--- Task inputs Enclosed Below ---
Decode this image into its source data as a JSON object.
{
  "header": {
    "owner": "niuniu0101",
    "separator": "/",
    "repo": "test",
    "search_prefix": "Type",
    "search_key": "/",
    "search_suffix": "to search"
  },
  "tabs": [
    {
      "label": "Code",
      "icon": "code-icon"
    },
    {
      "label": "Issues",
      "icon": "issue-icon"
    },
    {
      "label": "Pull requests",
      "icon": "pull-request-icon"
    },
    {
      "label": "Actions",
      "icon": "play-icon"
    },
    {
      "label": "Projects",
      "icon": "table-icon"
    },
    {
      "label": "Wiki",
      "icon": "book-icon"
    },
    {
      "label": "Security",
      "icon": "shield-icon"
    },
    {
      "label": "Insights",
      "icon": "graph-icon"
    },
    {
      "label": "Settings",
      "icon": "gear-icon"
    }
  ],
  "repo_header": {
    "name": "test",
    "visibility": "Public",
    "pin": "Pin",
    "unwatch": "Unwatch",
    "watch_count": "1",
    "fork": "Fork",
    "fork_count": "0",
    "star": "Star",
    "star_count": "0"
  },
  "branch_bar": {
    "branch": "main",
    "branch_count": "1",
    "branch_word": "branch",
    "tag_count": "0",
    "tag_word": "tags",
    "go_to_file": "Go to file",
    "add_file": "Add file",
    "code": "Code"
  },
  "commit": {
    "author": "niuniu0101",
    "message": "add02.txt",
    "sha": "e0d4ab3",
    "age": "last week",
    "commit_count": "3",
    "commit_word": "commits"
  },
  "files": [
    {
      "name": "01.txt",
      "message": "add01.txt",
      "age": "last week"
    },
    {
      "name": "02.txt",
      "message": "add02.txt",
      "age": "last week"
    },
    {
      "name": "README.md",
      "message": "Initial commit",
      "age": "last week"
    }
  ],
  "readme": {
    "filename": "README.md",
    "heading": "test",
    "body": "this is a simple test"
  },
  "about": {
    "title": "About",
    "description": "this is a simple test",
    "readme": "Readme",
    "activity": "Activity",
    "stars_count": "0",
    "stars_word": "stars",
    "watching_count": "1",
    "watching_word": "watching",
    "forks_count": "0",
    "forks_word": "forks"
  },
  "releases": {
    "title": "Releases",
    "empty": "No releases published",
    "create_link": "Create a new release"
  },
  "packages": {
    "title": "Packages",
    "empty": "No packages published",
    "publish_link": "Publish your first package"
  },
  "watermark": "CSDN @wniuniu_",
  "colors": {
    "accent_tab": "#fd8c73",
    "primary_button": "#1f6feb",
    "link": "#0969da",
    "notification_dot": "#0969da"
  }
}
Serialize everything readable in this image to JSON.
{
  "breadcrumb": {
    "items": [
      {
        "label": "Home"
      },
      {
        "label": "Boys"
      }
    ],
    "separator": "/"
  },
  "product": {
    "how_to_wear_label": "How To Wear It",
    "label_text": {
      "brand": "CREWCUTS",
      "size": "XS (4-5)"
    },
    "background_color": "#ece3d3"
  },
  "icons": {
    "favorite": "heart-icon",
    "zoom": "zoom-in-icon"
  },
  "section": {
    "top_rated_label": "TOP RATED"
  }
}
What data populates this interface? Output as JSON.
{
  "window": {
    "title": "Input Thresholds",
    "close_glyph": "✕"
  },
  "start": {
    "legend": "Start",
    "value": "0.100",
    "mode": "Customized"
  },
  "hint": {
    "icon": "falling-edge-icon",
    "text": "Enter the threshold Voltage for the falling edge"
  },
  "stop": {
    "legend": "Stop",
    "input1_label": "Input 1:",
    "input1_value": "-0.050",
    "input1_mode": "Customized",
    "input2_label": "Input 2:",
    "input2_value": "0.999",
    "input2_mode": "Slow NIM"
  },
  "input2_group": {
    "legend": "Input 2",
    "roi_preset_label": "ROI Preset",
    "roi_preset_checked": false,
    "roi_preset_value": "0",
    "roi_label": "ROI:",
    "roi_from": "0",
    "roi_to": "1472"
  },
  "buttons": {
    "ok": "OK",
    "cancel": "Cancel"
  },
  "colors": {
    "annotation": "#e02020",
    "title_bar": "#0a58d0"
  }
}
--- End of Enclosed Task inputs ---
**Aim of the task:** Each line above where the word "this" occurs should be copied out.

**Result below:**
Decode this image into its source data as a JSON object.
    "body": "this is a simple test"
    "description": "this is a simple test",
Serialize everything readable in this image to JSON.
What data populates this interface? Output as JSON.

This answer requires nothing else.